[Bloat] AQM & Net Neutrality

Holland, Jake jholland at akamai.com
Thu Jun 3 05:23:15 EDT 2021

Hi Stuart,

On 05-24, 12:18 PM, "Stuart Cheshire via Bloat" <bloat at lists.bufferbloat.net> wrote:
> Delay reduction is not an either/or choice. In order for some traffic to benefit other traffic doesn’t have to suffer. It’s not a zero-sum game. Eliminating standing queues in network buffers benefits all traffic. This can be hard to communicate because it seems counter to human intuition. It sounds too good to be true. In normal human life this is uncommon. When first class passengers board the plane first, all economy passengers wait a little bit longer as a result. Computer network queueing doesn’t operate like that, which makes it hard to explain by analogy to everyday experiences that most people understand.

This is a great point and maybe worth expanding on.  It made me
think of a few such analogies in the real world that maybe could be
easier for people to intuitively grasp.

For example, there's some good videos on traffic handling like this
one that can show the difference between 2 intersecting 4-lane roads
with an intersection having a traffic flow of 191 (at the start), vs.
2 intersecting 4-lane roads with a stack interchange doing an almost
6x better 1099 (at the 6-minute mark):

I feel like if you told people that's kinda like the difference
between using a router with and without AQM, they'd have a useful
model that would make some sense to them, even though the dynamics
aren't quite the same.  The point is that by setting up a nicely
optimized infrastructure, it prevents people from getting in each
others' way and makes it better and faster for everyone.

But I don't think that's the only example, there's other real-world
scenarios people can maybe follow, like comparing the Steffan airplane
boarding method to back-to-front.  There's some short and sweet videos
that can make the point, perhaps in a way that non-experts can more or
less follow and see how it helps:
(Even when there's a first class section with special treatment, this
could still help in coach, if only there were enough luggage space...)

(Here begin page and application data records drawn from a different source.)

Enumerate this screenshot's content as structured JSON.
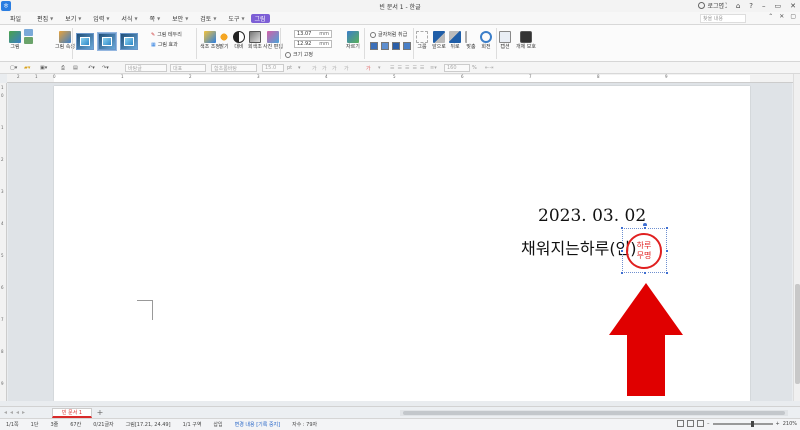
{
  "window": {
    "app_icon": "ㅎ",
    "title": "빈 문서 1 - 한글",
    "login": "로그인",
    "buttons": [
      "⛶",
      "⌂",
      "?",
      "–",
      "▭",
      "✕"
    ]
  },
  "menubar": {
    "file": "파일",
    "items": [
      "편집",
      "보기",
      "입력",
      "서식",
      "쪽",
      "보안",
      "검토",
      "도구"
    ],
    "active": "그림",
    "search_placeholder": "찾을 내용",
    "right_icons": [
      "⌃",
      "✕",
      "▢"
    ]
  },
  "ribbon": {
    "group1": [
      "그림",
      "그림 속성"
    ],
    "style_labels": [
      "그림 테두리",
      "그림 효과"
    ],
    "adjust": [
      "색조 조정",
      "밝기",
      "대비",
      "회색조",
      "사진 편집"
    ],
    "width_value": "13.07",
    "height_value": "12.92",
    "unit": "mm",
    "size_fix": "크기 고정",
    "crop": "자르기",
    "wrap_label": "글자처럼 취급",
    "arrange": [
      "그룹",
      "앞으로",
      "뒤로",
      "맞춤",
      "회전"
    ],
    "caption": [
      "캡션",
      "개체 보호"
    ]
  },
  "toolbar2": {
    "style": "바탕글",
    "lang": "대표",
    "font": "함초롬바탕",
    "size": "15.0",
    "unit": "pt",
    "zoom_pct": "160",
    "pct": "%"
  },
  "ruler": {
    "numbers": [
      "2",
      "1",
      "0",
      "1",
      "2",
      "3",
      "4",
      "5",
      "6",
      "7",
      "8",
      "9"
    ]
  },
  "vruler": {
    "numbers": [
      "1",
      "0",
      "1",
      "2",
      "3",
      "4",
      "5",
      "6",
      "7",
      "8",
      "9"
    ]
  },
  "document": {
    "date": "2023. 03. 02",
    "signer": "채워지는하루(인)",
    "stamp_line1": "하루",
    "stamp_line2": "무명"
  },
  "tabs": {
    "doc_tab": "빈 문서 1",
    "add": "+"
  },
  "status": {
    "items": [
      {
        "text": "1/1쪽",
        "blue": false
      },
      {
        "text": "1단",
        "blue": false
      },
      {
        "text": "3줄",
        "blue": false
      },
      {
        "text": "67칸",
        "blue": false
      },
      {
        "text": "0/21글자",
        "blue": false
      },
      {
        "text": "그림[17.21, 24.49]",
        "blue": false
      },
      {
        "text": "1/1 구역",
        "blue": false
      },
      {
        "text": "삽입",
        "blue": false
      },
      {
        "text": "변경 내용 [기록 중지]",
        "blue": true
      },
      {
        "text": "자수 : 79자",
        "blue": false
      }
    ],
    "zoom": "210%"
  },
  "colors": {
    "accent": "#7d5fd6",
    "stamp_red": "#e02020",
    "arrow_red": "#e00000",
    "selection_blue": "#3f6fd1"
  }
}
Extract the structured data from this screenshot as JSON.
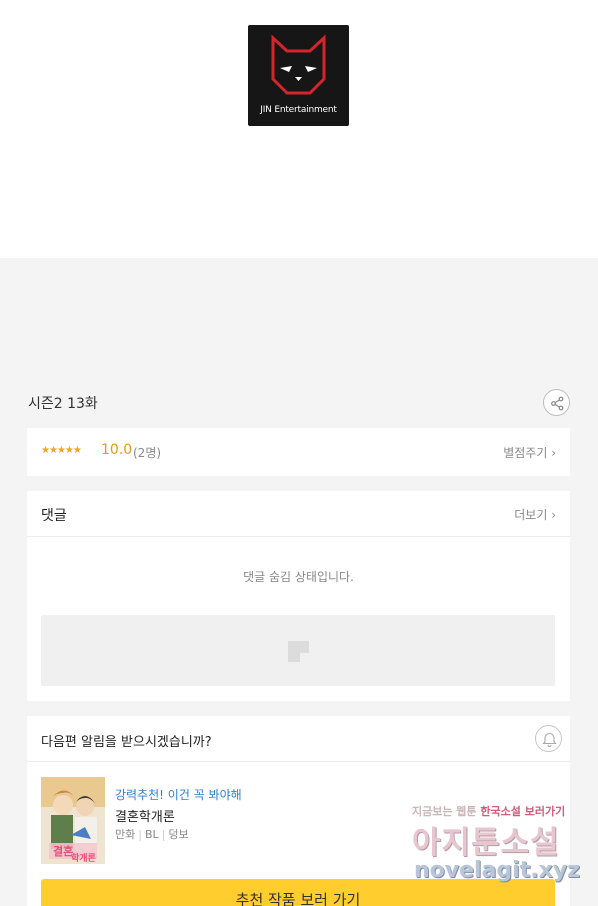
{
  "logo": {
    "text": "JIN Entertainment",
    "icon": "cat-head-icon"
  },
  "episode": {
    "title": "시즌2 13화",
    "share_icon": "share-icon"
  },
  "rating": {
    "stars": "★★★★★",
    "score": "10.0",
    "count": "(2명)",
    "rate_link": "별점주기 ›"
  },
  "comments": {
    "title": "댓글",
    "more": "더보기 ›",
    "hidden_message": "댓글 숨김 상태입니다."
  },
  "notify": {
    "question": "다음편 알림을 받으시겠습니까?",
    "bell_icon": "bell-icon"
  },
  "recommend": {
    "tag": "강력추천! 이건 꼭 봐야해",
    "title": "결혼학개론",
    "genre": "만화",
    "category": "BL",
    "platform": "덩보",
    "cta": "추천 작품 보러 가기"
  },
  "watermark": {
    "top_left": "지금보는 웹툰",
    "top_accent": "한국소설 보러가기",
    "main": "아지툰소설",
    "url": "novelagit.xyz"
  },
  "colors": {
    "accent_yellow": "#ffcd2e",
    "rating_orange": "#e89a17",
    "link_blue": "#2e7fd0",
    "logo_red": "#d3252b"
  }
}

Likewise with some other IRL queue-tuning strategies like how to
set up checkout lines at stores, there's some videos that do a good
job explaining why it helps and how it works (though IIRC this trades
off maximum delay vs. average delay, so it's not quite the same
"everybody just purely wins" point):

But maybe some of these are too far away from networking, I dunno.
So another also-ran on "accessible explanation" is this adorable video
from RIPE in 2016, which is nice because it's actually talking about
the right thing.  It says the same thing about helping everyone, but
only quickly and in-passing.  I feel like something along these lines
that harps on the "helps everyone" point a bit more might be the right
kind of thing:

Anyway, it's an excellent point that this non-zero-sum aspect might be
a barrier to understanding, and I bet it's worthwhile to try to get
the "everybody benefits from a good AQM" point across more explicitly
and more often, especially if people are mistaking this for priority/
net neutrality issue.

And just a quick side note:

> This is why I’ve been advocating for making low delay available for *any* traffic that chooses to opt-in to this smarter queue management, not selectively for just some privileged traffic. 

AQM at a network bottleneck is not an opt-in thing, it just applies
to all the traffic passing through.  (ECN helps a little at the app
layer from loss avoidance, but usually not as much as the lower queue
target by far.)

Best regards,

More information about the Bloat mailing list